Meta-Reward-Net: Implicitly Differentiable Reward Learning for Preference-based Reinforcement Learning

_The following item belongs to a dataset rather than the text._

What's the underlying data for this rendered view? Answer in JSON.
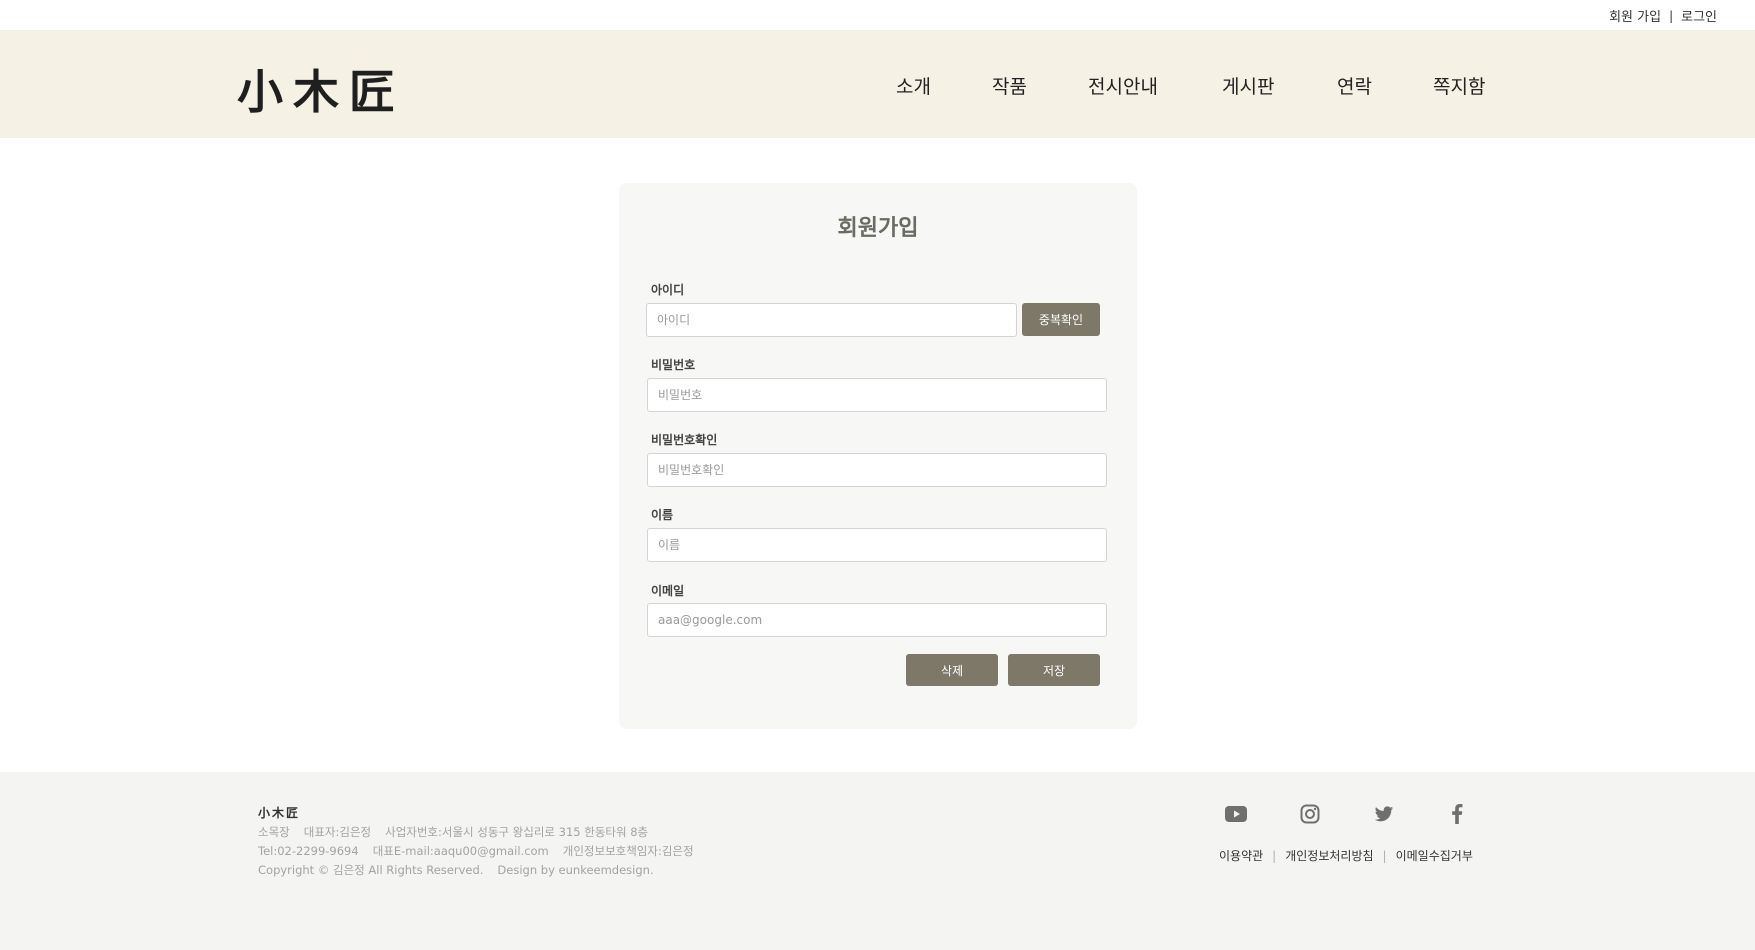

Setting up a well-designed reward function has been challenging for many reinforcement learning applications. Preference-based reinforcement learning (PbRL) provides a new framework that avoids reward engineering by leveraging human preferences (i.e., preferring apples over oranges) as the reward signal. Therefore, improving the efficacy of data usage for preference data becomes critical. In this work, we propose Meta-Reward-Net (MRN), a data-efficient PbRL framework that incorporates bi-level optimization for both reward and policy learning. The key idea of MRN is to adopt the performance of the Q-function as the learning target. Based on this, MRN learns the Q-function and the policy in the inner level while updating the reward function adaptively according to the performance of the Q-function on the preference data in the outer level. Our experiments on robotic simulated manipulation tasks and locomotion tasks demonstrate that MRN outperforms prior methods in the case of few preference labels and significantly improves data efficiency, achieving state-of-the-art in preference-based RL. Ablation studies further demonstrate that MRN learns a more accurate Q-function compared to prior work and shows obvious advantages when only a small amount of human feedback is available. The source code and videos of this project are released at https://sites.google.com/view/meta-reward-net.